◆ **Instructions to follow**: What lines in the material hold the string "acik"? Copy out each of them.

═══ The input ═══

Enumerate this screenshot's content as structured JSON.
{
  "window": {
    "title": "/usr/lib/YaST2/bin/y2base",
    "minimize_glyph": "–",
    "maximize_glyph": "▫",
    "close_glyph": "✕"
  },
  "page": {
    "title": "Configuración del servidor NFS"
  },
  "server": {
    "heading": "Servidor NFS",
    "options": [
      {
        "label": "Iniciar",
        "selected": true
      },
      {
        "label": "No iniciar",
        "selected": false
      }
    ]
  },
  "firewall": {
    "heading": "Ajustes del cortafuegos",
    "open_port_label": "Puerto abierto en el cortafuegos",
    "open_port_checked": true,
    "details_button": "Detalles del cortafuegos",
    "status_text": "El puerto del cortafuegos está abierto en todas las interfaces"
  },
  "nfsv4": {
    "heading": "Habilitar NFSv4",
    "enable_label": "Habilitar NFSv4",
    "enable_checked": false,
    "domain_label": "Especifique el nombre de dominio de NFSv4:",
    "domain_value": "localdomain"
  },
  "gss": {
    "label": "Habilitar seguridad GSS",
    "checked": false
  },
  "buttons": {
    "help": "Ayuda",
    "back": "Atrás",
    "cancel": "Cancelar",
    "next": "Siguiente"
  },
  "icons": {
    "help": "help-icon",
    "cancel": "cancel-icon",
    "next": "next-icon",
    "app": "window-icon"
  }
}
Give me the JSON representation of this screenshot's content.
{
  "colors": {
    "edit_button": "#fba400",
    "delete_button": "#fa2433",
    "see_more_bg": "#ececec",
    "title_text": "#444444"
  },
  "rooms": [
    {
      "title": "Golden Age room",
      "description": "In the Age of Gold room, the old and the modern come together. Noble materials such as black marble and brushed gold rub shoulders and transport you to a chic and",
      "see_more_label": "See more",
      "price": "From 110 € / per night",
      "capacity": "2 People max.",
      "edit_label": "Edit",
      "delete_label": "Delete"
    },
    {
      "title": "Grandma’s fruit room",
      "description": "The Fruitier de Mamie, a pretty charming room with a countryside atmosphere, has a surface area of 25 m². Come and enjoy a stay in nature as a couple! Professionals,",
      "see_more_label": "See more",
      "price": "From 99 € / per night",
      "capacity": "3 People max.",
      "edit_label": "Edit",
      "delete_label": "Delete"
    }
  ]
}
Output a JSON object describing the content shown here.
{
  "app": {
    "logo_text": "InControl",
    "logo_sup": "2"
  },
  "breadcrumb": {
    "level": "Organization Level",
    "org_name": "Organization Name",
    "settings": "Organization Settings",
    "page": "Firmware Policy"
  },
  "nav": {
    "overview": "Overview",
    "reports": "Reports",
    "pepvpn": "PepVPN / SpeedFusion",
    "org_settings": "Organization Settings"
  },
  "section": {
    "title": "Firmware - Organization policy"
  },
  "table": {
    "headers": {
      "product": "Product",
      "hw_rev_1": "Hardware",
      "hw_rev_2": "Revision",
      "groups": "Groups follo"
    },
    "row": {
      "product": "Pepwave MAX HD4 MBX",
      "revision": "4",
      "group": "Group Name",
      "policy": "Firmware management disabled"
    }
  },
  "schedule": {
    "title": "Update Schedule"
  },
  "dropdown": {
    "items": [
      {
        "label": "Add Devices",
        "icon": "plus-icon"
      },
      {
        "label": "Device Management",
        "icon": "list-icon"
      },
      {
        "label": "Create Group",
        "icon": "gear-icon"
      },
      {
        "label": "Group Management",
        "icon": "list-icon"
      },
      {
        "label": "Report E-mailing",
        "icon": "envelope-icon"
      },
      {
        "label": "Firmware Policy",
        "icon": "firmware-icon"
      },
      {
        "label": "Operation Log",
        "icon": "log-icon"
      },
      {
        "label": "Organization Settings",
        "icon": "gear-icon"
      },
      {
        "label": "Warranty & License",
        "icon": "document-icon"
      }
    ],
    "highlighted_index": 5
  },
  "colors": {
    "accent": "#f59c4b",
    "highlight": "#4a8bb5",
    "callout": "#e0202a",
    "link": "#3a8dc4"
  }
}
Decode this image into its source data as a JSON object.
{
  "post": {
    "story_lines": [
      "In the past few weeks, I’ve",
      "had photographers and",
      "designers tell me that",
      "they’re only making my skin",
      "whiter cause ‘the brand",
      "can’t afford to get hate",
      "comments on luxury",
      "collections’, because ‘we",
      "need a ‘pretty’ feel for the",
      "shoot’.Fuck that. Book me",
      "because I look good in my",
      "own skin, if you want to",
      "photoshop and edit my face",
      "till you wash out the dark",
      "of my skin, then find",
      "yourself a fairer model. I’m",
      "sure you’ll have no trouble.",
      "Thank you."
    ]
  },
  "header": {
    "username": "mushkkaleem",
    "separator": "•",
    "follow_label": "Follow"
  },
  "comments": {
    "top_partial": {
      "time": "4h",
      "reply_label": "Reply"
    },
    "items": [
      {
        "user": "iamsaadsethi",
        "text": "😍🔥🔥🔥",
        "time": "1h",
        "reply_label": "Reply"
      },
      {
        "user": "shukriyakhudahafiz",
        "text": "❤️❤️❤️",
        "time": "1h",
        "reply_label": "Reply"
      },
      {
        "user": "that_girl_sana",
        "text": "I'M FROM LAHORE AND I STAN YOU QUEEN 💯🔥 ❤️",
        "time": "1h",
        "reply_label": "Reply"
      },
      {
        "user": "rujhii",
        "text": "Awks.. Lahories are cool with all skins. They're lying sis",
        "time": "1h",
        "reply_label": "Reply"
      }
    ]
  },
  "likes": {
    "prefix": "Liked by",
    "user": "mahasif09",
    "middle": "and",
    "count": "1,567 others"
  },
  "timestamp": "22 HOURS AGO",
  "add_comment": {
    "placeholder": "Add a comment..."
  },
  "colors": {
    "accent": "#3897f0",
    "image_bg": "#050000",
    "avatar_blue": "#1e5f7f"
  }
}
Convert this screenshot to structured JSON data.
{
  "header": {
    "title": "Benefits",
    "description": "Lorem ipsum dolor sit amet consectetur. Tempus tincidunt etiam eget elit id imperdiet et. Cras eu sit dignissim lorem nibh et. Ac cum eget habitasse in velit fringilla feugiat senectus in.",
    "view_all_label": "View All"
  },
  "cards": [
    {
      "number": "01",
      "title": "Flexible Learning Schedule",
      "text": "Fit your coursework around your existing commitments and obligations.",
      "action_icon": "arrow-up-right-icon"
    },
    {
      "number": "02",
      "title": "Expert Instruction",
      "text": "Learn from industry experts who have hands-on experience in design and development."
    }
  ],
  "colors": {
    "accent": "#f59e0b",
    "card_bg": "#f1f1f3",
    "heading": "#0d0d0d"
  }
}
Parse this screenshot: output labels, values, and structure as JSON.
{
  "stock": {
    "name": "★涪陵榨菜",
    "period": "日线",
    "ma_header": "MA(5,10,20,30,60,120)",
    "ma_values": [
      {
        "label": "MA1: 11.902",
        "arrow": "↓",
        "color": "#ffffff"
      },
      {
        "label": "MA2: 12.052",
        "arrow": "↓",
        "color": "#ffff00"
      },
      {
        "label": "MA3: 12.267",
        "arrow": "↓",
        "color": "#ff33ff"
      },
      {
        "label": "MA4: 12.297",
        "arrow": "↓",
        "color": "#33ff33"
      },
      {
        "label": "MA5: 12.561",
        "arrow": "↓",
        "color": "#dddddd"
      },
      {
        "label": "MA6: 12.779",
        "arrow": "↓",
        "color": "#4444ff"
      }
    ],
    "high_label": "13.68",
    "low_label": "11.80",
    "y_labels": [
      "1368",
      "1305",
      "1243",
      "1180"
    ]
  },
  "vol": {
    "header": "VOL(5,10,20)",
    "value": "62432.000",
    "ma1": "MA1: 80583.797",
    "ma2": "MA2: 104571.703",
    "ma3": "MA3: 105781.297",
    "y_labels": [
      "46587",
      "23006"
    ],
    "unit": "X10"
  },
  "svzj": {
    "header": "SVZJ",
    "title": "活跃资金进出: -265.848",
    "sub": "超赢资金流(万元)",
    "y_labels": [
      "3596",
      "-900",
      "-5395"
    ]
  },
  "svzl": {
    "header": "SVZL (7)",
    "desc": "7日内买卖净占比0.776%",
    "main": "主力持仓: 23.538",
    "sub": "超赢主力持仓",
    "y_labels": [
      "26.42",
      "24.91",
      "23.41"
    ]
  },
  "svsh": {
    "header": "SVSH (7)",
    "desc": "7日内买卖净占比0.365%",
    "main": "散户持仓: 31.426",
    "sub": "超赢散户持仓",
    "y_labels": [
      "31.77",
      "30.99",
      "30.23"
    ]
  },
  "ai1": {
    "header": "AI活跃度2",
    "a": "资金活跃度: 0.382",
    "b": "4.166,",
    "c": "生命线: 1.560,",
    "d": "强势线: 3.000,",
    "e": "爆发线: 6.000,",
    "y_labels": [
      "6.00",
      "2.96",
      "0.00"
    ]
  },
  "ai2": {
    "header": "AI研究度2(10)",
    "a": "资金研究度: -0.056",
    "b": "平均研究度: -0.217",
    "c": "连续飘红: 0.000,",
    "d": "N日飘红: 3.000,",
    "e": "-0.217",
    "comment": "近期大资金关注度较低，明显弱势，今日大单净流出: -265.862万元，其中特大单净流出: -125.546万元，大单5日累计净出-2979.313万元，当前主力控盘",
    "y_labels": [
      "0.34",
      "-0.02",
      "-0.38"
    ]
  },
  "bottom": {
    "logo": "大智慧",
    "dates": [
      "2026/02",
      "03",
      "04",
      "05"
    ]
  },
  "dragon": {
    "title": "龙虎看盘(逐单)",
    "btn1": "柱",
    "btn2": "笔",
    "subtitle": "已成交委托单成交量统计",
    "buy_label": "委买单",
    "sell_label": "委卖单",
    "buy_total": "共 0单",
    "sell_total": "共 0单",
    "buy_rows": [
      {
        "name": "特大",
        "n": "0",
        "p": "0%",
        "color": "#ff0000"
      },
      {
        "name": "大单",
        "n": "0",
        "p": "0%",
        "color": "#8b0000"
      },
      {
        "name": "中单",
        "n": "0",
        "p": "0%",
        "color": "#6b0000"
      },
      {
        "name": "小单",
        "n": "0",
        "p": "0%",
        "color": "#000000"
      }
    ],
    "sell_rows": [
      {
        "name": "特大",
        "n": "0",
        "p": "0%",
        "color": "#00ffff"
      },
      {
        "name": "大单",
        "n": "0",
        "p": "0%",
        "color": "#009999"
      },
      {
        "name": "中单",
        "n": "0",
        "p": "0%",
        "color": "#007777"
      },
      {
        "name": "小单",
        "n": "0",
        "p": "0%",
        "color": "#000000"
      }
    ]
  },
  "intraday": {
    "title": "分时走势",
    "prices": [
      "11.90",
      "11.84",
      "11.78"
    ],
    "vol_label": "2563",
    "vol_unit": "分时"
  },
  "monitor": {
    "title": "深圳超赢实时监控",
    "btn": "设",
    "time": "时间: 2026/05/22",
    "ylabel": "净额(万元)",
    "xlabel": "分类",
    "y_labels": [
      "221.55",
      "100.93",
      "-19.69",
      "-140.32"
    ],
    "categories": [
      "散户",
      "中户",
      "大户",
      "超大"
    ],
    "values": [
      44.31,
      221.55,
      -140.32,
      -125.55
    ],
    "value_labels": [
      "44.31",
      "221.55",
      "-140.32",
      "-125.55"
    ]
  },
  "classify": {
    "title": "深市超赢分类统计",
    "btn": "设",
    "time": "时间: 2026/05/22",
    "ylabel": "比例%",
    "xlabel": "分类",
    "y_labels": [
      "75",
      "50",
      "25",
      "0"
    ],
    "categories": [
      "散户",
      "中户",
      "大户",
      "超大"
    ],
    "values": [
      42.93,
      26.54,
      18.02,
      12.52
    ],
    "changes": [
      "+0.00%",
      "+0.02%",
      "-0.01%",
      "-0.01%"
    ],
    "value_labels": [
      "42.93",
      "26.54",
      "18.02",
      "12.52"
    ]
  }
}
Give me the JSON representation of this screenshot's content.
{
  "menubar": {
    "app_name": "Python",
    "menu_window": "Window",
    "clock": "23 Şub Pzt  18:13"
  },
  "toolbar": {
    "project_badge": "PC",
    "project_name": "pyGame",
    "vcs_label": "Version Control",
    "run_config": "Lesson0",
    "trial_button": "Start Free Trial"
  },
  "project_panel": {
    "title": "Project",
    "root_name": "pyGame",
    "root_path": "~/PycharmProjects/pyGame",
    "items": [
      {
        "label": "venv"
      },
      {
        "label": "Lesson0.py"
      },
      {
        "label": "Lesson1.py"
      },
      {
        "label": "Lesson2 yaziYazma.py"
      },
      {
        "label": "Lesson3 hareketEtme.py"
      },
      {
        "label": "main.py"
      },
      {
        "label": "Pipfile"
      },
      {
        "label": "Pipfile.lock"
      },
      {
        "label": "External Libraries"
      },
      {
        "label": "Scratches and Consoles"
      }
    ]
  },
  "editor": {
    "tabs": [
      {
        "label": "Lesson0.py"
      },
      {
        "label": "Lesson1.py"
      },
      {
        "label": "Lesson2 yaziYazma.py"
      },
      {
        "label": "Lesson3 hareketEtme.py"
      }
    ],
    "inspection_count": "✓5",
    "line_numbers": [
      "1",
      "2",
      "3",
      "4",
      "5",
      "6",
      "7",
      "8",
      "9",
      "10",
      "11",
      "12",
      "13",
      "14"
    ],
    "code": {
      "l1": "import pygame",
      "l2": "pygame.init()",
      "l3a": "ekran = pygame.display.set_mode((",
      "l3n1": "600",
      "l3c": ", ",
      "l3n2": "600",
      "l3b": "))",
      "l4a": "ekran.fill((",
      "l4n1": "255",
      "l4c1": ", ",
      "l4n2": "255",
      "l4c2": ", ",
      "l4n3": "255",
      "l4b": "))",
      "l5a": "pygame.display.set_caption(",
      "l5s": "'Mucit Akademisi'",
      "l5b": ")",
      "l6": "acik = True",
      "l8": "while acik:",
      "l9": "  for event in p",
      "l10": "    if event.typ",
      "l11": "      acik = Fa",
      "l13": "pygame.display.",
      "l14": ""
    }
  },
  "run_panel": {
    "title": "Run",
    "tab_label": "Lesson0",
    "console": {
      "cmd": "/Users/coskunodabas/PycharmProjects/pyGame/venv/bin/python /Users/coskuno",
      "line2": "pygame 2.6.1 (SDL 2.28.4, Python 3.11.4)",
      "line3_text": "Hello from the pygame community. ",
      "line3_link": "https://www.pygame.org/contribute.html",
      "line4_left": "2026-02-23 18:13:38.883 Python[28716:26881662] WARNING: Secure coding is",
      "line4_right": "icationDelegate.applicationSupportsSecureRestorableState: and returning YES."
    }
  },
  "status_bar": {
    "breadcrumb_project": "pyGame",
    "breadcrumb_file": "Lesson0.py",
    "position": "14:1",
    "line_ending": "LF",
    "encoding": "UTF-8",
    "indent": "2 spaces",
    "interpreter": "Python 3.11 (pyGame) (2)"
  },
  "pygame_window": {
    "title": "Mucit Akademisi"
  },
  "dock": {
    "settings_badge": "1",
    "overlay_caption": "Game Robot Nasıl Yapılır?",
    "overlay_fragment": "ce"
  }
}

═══

◆ **Finished task**:
      "l6": "acik = True",
      "l8": "while acik:",
      "l11": "      acik = Fa",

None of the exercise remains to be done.